Open Cell Rubber
Open Cell Rubber
Open-cell sponge rubber is made from many of the same ingredients used in making solid rubber. One ingredient, however, that is added to all cellular rubber formulas and is not in a solid or dense rubber formula is a powder common blowing agent. In the case of open-cell sponge rubber sodium bicarbonate (baking soda) is normally used. When the uncured sponge rubber is heated in a mold, it expands or rises like a cake under low pressure and the baking soda introduces a network of open cells. By open-cell we mean that each cell is connected to the other with an opening so that water, air or gas can pass through them similar to the way water is absorbed by a dish sponge.
One outstanding characteristic of open-cell sponge rubber as compared to closed-cell sponge rubber is that open-cell has very good compression set. This is because the air rushes out of the open cells as the material is compressed. As soon as the pressure is released the air rushes back in and the material recovers to basically its full height. This material is recommended when the item will be repeatedly compressed yet must retain its original shape. It can be made into a variety of different rubber gaskets and rubber seals. Typical applications include shock absorption, cushioning, sound and vibration dampening, and gasketing.
In this context, the term foam denotes a specific manufacturing process where material is foamed into a cellular structure. The most well known foams are polyurethane foam, latex foam, and PVC.
Polyurethane foam is what is commonly used for the cushions on chairs and sofas. All foams are basically open-cell. The term foam denotes inherently a low-pressure process whereby the material is foamed onto a moving belt or into a contained area such as an open-top mold much the same way you would use a can of shaving cream. Once the material has jelled or set, you have a piece of foam. While there are some cells that are closed in any process, the predominant number of cells in a foamed product are open and none of these materials would pass the ASTM water absorption test. This test is a basic requirement of all truly closed-cell materials.
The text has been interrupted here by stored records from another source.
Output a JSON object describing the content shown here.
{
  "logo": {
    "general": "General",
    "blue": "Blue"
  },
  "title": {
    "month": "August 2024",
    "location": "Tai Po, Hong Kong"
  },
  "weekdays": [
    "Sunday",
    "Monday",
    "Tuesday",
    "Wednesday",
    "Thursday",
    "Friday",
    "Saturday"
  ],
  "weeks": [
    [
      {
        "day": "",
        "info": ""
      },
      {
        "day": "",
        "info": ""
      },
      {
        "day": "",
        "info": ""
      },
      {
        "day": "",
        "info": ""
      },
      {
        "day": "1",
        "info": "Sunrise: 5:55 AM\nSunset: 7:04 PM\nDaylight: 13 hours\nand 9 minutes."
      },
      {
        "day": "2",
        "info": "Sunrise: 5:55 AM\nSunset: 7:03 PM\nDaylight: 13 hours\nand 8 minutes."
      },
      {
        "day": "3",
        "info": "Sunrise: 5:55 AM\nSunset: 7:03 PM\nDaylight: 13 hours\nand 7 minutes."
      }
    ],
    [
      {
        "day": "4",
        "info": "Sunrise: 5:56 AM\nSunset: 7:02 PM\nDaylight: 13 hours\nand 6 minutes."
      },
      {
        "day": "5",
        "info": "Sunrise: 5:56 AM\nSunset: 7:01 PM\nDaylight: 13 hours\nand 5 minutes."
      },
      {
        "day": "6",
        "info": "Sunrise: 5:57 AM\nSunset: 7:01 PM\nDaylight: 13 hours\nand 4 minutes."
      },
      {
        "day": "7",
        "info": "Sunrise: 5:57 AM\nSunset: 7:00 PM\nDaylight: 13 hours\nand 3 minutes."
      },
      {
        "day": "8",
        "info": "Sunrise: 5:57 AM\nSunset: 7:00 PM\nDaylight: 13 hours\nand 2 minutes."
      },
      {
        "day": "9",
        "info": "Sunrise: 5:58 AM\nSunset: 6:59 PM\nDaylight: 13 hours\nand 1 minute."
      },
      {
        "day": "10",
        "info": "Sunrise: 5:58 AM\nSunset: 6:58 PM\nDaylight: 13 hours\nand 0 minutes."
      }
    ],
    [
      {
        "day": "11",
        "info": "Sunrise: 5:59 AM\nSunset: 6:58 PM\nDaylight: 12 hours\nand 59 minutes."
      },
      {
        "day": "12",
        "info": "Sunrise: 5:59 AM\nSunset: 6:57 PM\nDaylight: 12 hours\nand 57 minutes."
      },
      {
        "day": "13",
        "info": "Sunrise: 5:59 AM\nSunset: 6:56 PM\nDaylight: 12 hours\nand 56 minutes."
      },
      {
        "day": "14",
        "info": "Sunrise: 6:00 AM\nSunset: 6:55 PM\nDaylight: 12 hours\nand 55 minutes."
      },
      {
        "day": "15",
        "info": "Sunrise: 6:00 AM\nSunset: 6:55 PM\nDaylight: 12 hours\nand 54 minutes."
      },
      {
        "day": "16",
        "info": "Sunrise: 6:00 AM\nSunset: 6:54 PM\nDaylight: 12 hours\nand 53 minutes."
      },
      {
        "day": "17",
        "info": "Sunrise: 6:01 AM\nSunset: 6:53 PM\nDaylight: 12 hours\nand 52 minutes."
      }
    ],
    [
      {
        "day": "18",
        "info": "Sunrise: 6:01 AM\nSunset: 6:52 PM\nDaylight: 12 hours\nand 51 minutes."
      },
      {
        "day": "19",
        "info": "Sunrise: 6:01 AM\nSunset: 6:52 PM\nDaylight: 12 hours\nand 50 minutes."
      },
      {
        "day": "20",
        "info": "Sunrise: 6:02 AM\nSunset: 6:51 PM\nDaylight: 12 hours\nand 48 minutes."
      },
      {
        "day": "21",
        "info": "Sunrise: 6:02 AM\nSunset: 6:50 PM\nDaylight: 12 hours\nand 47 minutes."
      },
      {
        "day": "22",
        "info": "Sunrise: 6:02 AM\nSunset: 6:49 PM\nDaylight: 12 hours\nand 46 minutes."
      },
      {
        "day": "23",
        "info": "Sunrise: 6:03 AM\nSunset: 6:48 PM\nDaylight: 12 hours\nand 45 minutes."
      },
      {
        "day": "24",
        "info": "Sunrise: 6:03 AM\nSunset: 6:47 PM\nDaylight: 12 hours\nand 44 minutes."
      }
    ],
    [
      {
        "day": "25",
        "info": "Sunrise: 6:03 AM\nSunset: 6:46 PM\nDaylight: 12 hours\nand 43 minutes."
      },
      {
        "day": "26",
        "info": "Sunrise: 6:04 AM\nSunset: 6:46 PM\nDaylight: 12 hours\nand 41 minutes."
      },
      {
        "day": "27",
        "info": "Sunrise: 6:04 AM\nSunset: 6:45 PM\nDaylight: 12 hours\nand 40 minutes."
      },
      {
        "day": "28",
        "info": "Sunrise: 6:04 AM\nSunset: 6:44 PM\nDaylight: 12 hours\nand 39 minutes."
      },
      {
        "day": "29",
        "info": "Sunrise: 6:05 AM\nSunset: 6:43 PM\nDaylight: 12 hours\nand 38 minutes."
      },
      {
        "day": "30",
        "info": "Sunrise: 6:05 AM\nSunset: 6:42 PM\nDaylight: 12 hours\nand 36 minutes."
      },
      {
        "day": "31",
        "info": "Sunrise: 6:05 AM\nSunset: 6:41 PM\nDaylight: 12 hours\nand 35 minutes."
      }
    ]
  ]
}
The chief characteristic of polyurethane foam as a gasketing material that makes it so attractive throughout the industry is its low price.